-- PROVIDED MATERIAL follows --

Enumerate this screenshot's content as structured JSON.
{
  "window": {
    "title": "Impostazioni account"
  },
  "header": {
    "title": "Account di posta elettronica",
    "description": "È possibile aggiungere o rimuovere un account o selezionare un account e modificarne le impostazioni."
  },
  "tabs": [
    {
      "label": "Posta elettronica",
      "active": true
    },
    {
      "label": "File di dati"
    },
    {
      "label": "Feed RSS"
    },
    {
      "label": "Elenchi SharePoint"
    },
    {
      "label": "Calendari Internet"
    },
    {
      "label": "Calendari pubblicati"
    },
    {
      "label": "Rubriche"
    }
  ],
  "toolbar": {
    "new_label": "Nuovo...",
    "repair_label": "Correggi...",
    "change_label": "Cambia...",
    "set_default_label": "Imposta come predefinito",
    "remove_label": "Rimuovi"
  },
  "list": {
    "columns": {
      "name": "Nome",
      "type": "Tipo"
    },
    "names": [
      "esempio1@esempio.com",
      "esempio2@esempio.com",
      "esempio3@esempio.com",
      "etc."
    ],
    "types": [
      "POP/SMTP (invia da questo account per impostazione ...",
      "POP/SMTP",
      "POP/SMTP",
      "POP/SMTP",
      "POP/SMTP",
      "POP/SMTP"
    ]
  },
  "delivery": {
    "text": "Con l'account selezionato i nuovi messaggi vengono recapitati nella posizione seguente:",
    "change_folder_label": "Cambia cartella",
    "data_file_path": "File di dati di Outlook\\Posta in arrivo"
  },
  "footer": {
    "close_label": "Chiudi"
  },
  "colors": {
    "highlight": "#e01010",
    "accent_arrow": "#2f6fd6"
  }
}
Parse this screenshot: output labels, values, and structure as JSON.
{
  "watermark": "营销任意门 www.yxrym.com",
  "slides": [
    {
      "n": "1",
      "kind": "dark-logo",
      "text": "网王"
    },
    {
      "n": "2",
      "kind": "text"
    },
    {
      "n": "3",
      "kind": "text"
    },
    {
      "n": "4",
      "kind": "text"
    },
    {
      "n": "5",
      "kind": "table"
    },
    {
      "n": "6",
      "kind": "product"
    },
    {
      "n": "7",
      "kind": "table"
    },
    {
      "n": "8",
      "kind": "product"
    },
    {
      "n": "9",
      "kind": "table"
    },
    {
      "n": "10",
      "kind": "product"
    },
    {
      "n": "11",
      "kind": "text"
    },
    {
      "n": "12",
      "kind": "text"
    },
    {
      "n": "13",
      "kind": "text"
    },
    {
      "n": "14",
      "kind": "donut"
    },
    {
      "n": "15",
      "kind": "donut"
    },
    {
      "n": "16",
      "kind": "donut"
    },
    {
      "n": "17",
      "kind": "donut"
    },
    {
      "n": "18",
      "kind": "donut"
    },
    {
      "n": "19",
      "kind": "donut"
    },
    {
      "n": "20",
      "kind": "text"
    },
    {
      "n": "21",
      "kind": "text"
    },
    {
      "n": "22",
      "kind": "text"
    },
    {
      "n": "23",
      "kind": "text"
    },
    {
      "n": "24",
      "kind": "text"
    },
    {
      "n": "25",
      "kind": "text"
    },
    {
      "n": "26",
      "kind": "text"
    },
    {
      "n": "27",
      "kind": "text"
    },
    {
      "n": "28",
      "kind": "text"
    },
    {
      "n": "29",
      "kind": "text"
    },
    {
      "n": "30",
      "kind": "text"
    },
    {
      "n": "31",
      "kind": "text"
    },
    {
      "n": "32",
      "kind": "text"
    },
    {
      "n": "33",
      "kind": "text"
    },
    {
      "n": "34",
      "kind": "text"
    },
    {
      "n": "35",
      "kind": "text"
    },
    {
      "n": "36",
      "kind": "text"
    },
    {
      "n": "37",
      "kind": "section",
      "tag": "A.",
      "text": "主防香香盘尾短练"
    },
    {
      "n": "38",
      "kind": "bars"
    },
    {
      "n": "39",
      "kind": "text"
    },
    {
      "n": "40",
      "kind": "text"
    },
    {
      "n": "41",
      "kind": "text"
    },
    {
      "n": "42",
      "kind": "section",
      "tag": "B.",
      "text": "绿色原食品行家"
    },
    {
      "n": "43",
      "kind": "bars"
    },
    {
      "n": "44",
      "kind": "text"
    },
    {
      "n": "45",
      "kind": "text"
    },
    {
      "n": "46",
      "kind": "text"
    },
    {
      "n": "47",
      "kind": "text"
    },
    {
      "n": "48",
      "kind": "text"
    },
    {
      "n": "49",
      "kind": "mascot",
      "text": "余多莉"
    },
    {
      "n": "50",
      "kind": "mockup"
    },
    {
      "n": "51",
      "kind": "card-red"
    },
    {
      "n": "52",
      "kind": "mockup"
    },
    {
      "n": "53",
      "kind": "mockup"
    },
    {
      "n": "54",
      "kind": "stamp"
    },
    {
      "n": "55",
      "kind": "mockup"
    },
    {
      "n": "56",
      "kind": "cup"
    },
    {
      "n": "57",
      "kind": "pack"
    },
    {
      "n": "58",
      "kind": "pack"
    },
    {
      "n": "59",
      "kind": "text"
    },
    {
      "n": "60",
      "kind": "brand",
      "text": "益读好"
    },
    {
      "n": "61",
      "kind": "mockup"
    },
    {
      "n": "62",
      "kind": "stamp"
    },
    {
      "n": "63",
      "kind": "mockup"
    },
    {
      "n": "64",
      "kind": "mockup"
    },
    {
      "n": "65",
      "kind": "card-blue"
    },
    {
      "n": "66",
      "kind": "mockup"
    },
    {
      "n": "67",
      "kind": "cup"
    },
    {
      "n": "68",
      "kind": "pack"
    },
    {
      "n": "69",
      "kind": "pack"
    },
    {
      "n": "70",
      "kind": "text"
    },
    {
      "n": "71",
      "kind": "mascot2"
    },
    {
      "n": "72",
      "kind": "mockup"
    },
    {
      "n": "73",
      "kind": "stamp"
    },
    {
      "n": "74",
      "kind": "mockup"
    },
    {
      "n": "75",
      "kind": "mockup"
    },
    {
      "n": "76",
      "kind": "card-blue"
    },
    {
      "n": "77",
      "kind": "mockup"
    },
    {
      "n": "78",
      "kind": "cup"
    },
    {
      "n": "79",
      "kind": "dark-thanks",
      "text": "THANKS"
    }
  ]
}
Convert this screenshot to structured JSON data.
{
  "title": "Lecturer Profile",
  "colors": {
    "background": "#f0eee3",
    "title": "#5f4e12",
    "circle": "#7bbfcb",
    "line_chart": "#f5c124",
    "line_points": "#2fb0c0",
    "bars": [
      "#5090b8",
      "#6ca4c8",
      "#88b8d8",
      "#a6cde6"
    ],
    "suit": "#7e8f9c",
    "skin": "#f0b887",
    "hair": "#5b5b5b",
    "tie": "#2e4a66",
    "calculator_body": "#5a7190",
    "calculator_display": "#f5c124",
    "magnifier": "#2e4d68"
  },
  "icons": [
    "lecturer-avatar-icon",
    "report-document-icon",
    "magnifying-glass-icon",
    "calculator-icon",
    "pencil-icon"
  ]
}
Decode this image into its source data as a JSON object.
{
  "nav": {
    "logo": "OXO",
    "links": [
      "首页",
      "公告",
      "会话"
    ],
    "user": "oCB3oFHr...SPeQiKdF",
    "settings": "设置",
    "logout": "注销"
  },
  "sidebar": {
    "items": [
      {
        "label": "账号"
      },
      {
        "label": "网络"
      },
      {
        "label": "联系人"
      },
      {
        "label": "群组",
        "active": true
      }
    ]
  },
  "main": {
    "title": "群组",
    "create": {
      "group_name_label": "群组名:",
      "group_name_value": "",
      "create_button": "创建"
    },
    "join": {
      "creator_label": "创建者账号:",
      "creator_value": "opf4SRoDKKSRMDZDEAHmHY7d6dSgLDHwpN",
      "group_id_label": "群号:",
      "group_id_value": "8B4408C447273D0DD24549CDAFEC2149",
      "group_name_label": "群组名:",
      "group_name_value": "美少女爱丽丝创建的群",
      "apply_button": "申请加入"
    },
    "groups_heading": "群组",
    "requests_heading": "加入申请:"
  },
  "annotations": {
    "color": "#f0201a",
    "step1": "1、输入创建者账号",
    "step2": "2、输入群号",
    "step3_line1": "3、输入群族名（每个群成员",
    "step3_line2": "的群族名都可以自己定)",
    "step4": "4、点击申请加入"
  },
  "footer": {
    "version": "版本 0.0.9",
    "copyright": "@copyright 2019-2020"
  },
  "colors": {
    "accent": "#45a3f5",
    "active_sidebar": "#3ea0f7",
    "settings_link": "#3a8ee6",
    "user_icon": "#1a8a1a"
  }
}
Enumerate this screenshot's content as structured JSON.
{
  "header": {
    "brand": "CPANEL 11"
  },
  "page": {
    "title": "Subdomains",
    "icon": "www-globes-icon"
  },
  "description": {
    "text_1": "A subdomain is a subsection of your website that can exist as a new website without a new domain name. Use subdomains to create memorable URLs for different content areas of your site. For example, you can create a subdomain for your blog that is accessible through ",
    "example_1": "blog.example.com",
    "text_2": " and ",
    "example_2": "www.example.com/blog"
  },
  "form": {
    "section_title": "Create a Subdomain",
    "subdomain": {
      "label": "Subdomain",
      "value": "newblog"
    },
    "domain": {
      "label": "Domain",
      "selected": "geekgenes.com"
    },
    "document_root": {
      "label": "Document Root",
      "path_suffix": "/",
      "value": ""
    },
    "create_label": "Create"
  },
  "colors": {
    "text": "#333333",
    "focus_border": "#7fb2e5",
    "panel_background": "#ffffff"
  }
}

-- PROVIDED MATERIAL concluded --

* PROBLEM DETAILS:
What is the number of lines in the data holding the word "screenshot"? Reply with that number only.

* SOLUTION FOR THIS PROBLEM:
4